BUFFALO, N.Y. (WIVB) – Though the ice boom has been completely removed, ice chunks are still floating down the Niagara River, creating dangerous conditions for anyone out of the water.
And though temperatures reached 80 degrees in Buffalo on Friday, the water was only around 40 degrees.
The U.S. Coast Guard says a person immersed in cold water immediately goes into cold-shock, which can cause a person to gasp in water or hyperventilate. It also makes it difficult to hold your breath, increases your heart rate, and elevates your blood pressure.
After two minutes, a person can experience functional disability, which includes difficulty swimming, muscle cramping, and a loss of mental dexterity. Hypothermia can set in as soon as 15 minutes after a person enters the water.
Denis Kreze captured the following video of jet skis traveling at a high rate of speed on the river on Friday:
In addition to the dangers the cold water poses, some of the ice chunks in the water are massive.
This photo was taken at Beaver Island State Park. Pictured is Wayne Park, who was there with his mother. He climbed on one of the floating “mini-icebergs” -

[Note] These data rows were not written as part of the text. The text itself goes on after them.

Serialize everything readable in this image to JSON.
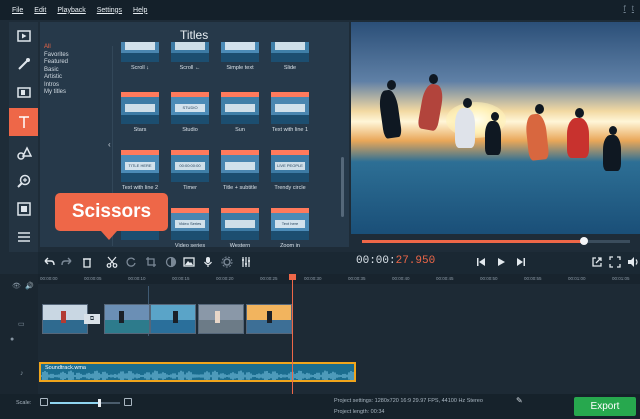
{
  "menu": [
    "File",
    "Edit",
    "Playback",
    "Settings",
    "Help"
  ],
  "social": {
    "icons": [
      "facebook-icon",
      "twitter-icon"
    ],
    "facebook": "f",
    "twitter": "t"
  },
  "toolstrip": {
    "items": [
      "import-icon",
      "filters-icon",
      "transitions-icon",
      "titles-icon",
      "stickers-icon",
      "zoom-icon",
      "chroma-key-icon",
      "more-tools-icon"
    ],
    "active": "titles-icon",
    "active_color": "#ee6748"
  },
  "library": {
    "title": "Titles",
    "categories": [
      "All",
      "Favorites",
      "Featured",
      "Basic",
      "Artistic",
      "Intros",
      "My titles"
    ],
    "selected_category": "All",
    "tiles": [
      {
        "label": "Scroll ↓"
      },
      {
        "label": "Scroll ←"
      },
      {
        "label": "Simple text"
      },
      {
        "label": "Slide"
      },
      {
        "label": "Stars",
        "text": ""
      },
      {
        "label": "Studio",
        "text": "STUDIO"
      },
      {
        "label": "Sun",
        "text": ""
      },
      {
        "label": "Text with line 1",
        "text": ""
      },
      {
        "label": "Text with line 2",
        "text": "TITLE HERE"
      },
      {
        "label": "Timer",
        "text": "00:00:00:00"
      },
      {
        "label": "Title + subtitle",
        "text": ""
      },
      {
        "label": "Trendy circle",
        "text": "LIVE PEOPLE LIVE"
      },
      {
        "label": "",
        "text": ""
      },
      {
        "label": "Video series",
        "text": "Video Series"
      },
      {
        "label": "Western",
        "text": ""
      },
      {
        "label": "Zoom in",
        "text": "Text here"
      }
    ]
  },
  "tooltip": "Scissors",
  "toolbar": {
    "buttons": [
      "undo-icon",
      "redo-icon",
      "delete-icon",
      "scissors-icon",
      "rotate-icon",
      "crop-icon",
      "color-adjust-icon",
      "image-icon",
      "audio-icon",
      "settings-icon",
      "equalizer-icon"
    ],
    "timecode_prefix": "00:00:",
    "timecode_value": "27.950",
    "transport": [
      "skip-back-icon",
      "play-icon",
      "skip-forward-icon"
    ],
    "right": [
      "export-view-icon",
      "fullscreen-icon",
      "volume-icon"
    ]
  },
  "preview": {
    "progress": 0.83
  },
  "timeline": {
    "ticks": [
      "00:00:00",
      "00:00:05",
      "00:00:10",
      "00:00:15",
      "00:00:20",
      "00:00:25",
      "00:00:30",
      "00:00:35",
      "00:00:40",
      "00:00:45",
      "00:00:50",
      "00:00:55",
      "00:01:00",
      "00:01:05"
    ],
    "audio_label": "Soundtrack.wma",
    "transition_label": "⧉",
    "playhead_time": "00:00:27.950"
  },
  "status": {
    "scale_label": "Scale:",
    "scale_value": 0.7,
    "project_settings": "Project settings:  1280x720 16:9 29.97 FPS, 44100 Hz Stereo",
    "project_length": "Project length:   00:34",
    "export_label": "Export"
  },
  "colors": {
    "accent": "#ee6748",
    "export": "#27a84e",
    "audio_border": "#f0a51c",
    "audio_fill": "#1b6d8f"
  }
}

Though there are far fewer ice chunks in the river now, the West Side Rowing Club was forced to cancel the John Bennett Regatta on Sunday due to the danger the ice and cold water posed to rowers.